When it comes to getting that punch line just right, you need four vital ingredients: the right music, the right timing, the right expression, and the right voice.
Live action sitcoms have an advantage over animated programs. They can be filmed in front of a live studio, so when the people in the audience laugh, then the people watching at home are alerted to when the punchline was delivered. Even shows that aren’t filmed live still have an edge over animated shows. When a punchline is delivered, the camera can do a dramatic zoom on the actor’s face, something that would look out of place in an anime or cartoon. So without a laugh track or free reign on camera zooms, how do animated shows deliver effectively funny lines?

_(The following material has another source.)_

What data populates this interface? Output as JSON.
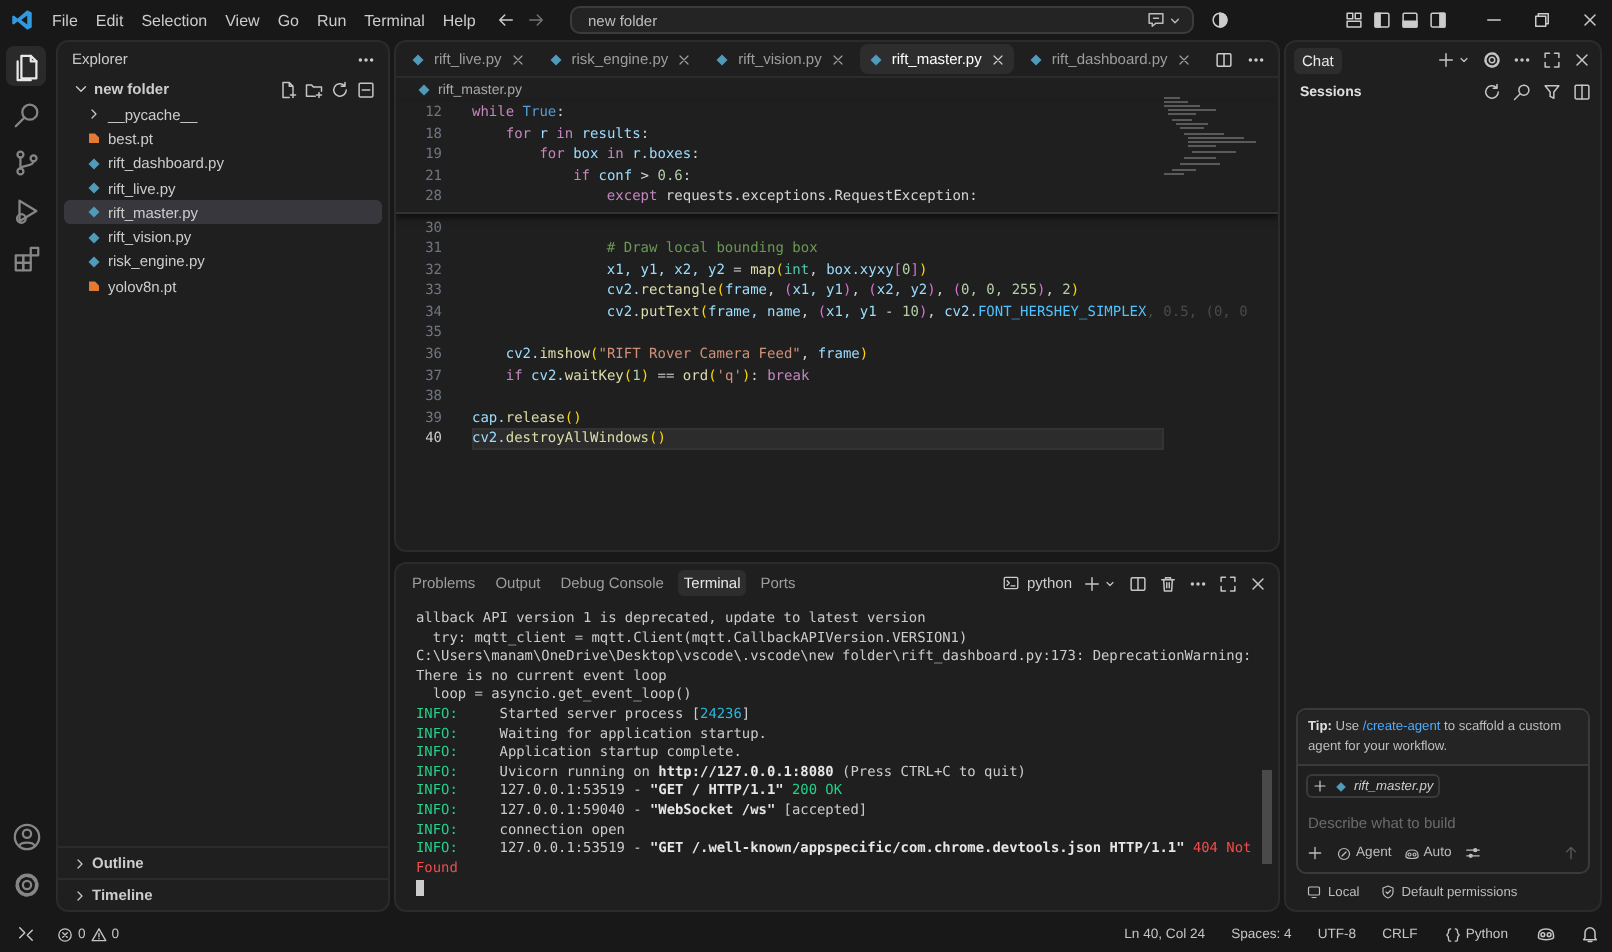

As with most scenes in any form of media, the music score that plays in the background has a huge impact on the overall tone of the scene. So naturally, if it’s a funny scene, you’ll want funny sounding music to play in the background, right? You’re more likely to find a scene funny if the background music is bouncy and upbeat, as opposed to a sombre or chilling tune, after all.
But that doesn’t mean other types of music would be less effective in improving the mood. A song usually associated with action scenes being used for a mundane activity increases the ridiculousness of the moment. A scary song playing when a character tries (and ultimately fails) at scaring another character emphasizes just how badly (and subsequently, hilariously) they messed up. Even more subdued songs can act as a nice contrast to amplify the hilarity of a scene, as best exemplified by the video below:
It’s all about matching the right tracks to the right scenes and deciding which type of music best fits the scene’s overall tone.
While this could also apply to live action shows, animated shows rely more on background music to create ambience. So sometimes, when a joke is made, the music has to find the right timing to come in and make that joke seem even funnier. Live action shows don’t heavily rely on background music, so matching music to punchlines isn’t necessary. This particular scene during Spongebob Squarepants’ hay days nails that sort of timing perfectly:
Deciding on the characters’ expression is especially difficult for animated shows that don’t have any source material to use as reference. Whatever expression the character wears during a comedic scene is vital, be it exasperated, laughing maniacally, or confused. If a character wears an emotionless mask throughout the entire scene, then the viewer is less likely to find that scene amusing…Unless that’s how the character typically acts, and their lack of reaction is part of the punchline.
So while sillier faces are more likely to to get a good laugh from the audience, other expressions: anger, annoyance, or even stoic can have justas good an effect. Often times, such expressions will be exaggerated to emphasize a character’s discontent or frustration.
Much like how movements tend to be exaggerated in animation, voice acting tends to work the same way. In real life, we don’t suddenly increase the intensity of our voice whenever we make a joke or call someone out on doing something silly or dumb. But in animation, this exaggeration in the character’s voice is what increases the comedic value in the scene, especially if the script works in their favor and the characters utter phrases that are even more less likely to be heard in such situations in real life. It’s also a lot easier for the viewer to figure out that something funny’s going on when the characters’ tone of voice shifts to match the mood. From light-hearted and silly to…not so light-hearted and silly, but still managing to add to the comedic value of the scene.
Bringing it all together
Here’s a comic strip.
Pretty funny, right? Now here’s that same comic strip in animated format.
The silly music played at the beginning of the scene, Chiyo’s baffled expression contrasting against Nozaki deadpan one, the timing in which the music decides to cut off, and finally, Nozaki and Chiyo’s over the top screaming as they run through the rain, succeeds in making what was already a hilarious scene in its source material even funnier. And that, my friends, is how you nail comedic timing in animation.